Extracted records
───

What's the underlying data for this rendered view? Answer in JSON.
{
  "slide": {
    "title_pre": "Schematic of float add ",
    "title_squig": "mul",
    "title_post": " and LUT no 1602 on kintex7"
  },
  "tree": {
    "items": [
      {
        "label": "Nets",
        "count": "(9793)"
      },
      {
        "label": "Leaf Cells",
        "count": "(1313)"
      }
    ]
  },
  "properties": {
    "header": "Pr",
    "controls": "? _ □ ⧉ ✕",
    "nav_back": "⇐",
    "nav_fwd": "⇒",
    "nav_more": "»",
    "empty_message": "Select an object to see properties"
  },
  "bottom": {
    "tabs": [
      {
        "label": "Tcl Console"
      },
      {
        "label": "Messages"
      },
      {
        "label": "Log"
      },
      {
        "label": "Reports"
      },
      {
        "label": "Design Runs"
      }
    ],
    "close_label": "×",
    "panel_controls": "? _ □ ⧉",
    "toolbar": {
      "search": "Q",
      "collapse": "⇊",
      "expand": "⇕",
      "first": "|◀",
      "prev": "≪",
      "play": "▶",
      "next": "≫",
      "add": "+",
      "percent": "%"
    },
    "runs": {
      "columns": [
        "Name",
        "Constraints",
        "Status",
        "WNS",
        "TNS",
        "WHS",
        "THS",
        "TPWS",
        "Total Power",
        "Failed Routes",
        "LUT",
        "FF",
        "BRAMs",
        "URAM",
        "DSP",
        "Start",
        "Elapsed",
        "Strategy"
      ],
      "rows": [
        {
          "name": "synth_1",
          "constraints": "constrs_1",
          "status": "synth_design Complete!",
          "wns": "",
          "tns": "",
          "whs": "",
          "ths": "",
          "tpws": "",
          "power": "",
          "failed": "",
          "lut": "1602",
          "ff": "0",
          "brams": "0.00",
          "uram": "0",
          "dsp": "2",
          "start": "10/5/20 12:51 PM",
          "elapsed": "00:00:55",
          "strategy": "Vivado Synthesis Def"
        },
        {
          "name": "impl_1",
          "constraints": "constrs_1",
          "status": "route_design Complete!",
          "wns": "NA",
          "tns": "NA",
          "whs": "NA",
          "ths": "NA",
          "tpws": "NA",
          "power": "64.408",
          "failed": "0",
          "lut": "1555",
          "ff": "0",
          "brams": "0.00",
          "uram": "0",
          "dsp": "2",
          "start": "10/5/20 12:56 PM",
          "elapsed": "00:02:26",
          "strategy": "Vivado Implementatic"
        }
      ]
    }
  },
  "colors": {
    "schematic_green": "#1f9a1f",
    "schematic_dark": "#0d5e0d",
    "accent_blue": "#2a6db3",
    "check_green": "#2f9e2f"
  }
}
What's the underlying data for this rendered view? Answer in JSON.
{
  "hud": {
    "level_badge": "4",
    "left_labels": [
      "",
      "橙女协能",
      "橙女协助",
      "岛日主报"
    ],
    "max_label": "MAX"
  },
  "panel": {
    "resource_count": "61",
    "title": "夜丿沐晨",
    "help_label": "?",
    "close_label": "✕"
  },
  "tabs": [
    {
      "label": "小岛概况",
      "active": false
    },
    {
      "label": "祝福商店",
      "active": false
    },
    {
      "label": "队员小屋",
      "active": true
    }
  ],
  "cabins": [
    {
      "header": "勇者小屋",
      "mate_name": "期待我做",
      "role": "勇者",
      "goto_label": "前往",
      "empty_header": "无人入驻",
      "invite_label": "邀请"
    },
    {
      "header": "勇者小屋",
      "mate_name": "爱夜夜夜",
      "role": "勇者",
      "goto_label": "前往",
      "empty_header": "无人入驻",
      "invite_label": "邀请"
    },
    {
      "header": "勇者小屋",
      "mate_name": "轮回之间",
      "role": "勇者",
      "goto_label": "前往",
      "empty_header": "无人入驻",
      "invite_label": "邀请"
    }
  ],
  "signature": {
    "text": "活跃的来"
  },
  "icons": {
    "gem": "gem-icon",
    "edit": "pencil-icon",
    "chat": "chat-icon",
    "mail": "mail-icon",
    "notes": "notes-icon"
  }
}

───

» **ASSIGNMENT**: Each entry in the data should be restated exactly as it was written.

» **RESULT OF THIS EXERCISE**:
What's the underlying data for this rendered view? Answer in JSON.
{
  "slide": {
    "title_pre": "Schematic of float add ",
    "title_squig": "mul",
    "title_post": " and LUT no 1602 on kintex7"
  },
  "tree": {
    "items": [
      {
        "label": "Nets",
        "count": "(9793)"
      },
      {
        "label": "Leaf Cells",
        "count": "(1313)"
      }
    ]
  },
  "properties": {
    "header": "Pr",
    "controls": "? _ □ ⧉ ✕",
    "nav_back": "⇐",
    "nav_fwd": "⇒",
    "nav_more": "»",
    "empty_message": "Select an object to see properties"
  },
  "bottom": {
    "tabs": [
      {
        "label": "Tcl Console"
      },
      {
        "label": "Messages"
      },
      {
        "label": "Log"
      },
      {
        "label": "Reports"
      },
      {
        "label": "Design Runs"
      }
    ],
    "close_label": "×",
    "panel_controls": "? _ □ ⧉",
    "toolbar": {
      "search": "Q",
      "collapse": "⇊",
      "expand": "⇕",
      "first": "|◀",
      "prev": "≪",
      "play": "▶",
      "next": "≫",
      "add": "+",
      "percent": "%"
    },
    "runs": {
      "columns": [
        "Name",
        "Constraints",
        "Status",
        "WNS",
        "TNS",
        "WHS",
        "THS",
        "TPWS",
        "Total Power",
        "Failed Routes",
        "LUT",
        "FF",
        "BRAMs",
        "URAM",
        "DSP",
        "Start",
        "Elapsed",
        "Strategy"
      ],
      "rows": [
        {
          "name": "synth_1",
          "constraints": "constrs_1",
          "status": "synth_design Complete!",
          "wns": "",
          "tns": "",
          "whs": "",
          "ths": "",
          "tpws": "",
          "power": "",
          "failed": "",
          "lut": "1602",
          "ff": "0",
          "brams": "0.00",
          "uram": "0",
          "dsp": "2",
          "start": "10/5/20 12:51 PM",
          "elapsed": "00:00:55",
          "strategy": "Vivado Synthesis Def"
        },
        {
          "name": "impl_1",
          "constraints": "constrs_1",
          "status": "route_design Complete!",
          "wns": "NA",
          "tns": "NA",
          "whs": "NA",
          "ths": "NA",
          "tpws": "NA",
          "power": "64.408",
          "failed": "0",
          "lut": "1555",
          "ff": "0",
          "brams": "0.00",
          "uram": "0",
          "dsp": "2",
          "start": "10/5/20 12:56 PM",
          "elapsed": "00:02:26",
          "strategy": "Vivado Implementatic"
        }
      ]
    }
  },
  "colors": {
    "schematic_green": "#1f9a1f",
    "schematic_dark": "#0d5e0d",
    "accent_blue": "#2a6db3",
    "check_green": "#2f9e2f"
  }
}
What's the underlying data for this rendered view? Answer in JSON.
{
  "hud": {
    "level_badge": "4",
    "left_labels": [
      "",
      "橙女协能",
      "橙女协助",
      "岛日主报"
    ],
    "max_label": "MAX"
  },
  "panel": {
    "resource_count": "61",
    "title": "夜丿沐晨",
    "help_label": "?",
    "close_label": "✕"
  },
  "tabs": [
    {
      "label": "小岛概况",
      "active": false
    },
    {
      "label": "祝福商店",
      "active": false
    },
    {
      "label": "队员小屋",
      "active": true
    }
  ],
  "cabins": [
    {
      "header": "勇者小屋",
      "mate_name": "期待我做",
      "role": "勇者",
      "goto_label": "前往",
      "empty_header": "无人入驻",
      "invite_label": "邀请"
    },
    {
      "header": "勇者小屋",
      "mate_name": "爱夜夜夜",
      "role": "勇者",
      "goto_label": "前往",
      "empty_header": "无人入驻",
      "invite_label": "邀请"
    },
    {
      "header": "勇者小屋",
      "mate_name": "轮回之间",
      "role": "勇者",
      "goto_label": "前往",
      "empty_header": "无人入驻",
      "invite_label": "邀请"
    }
  ],
  "signature": {
    "text": "活跃的来"
  },
  "icons": {
    "gem": "gem-icon",
    "edit": "pencil-icon",
    "chat": "chat-icon",
    "mail": "mail-icon",
    "notes": "notes-icon"
  }
}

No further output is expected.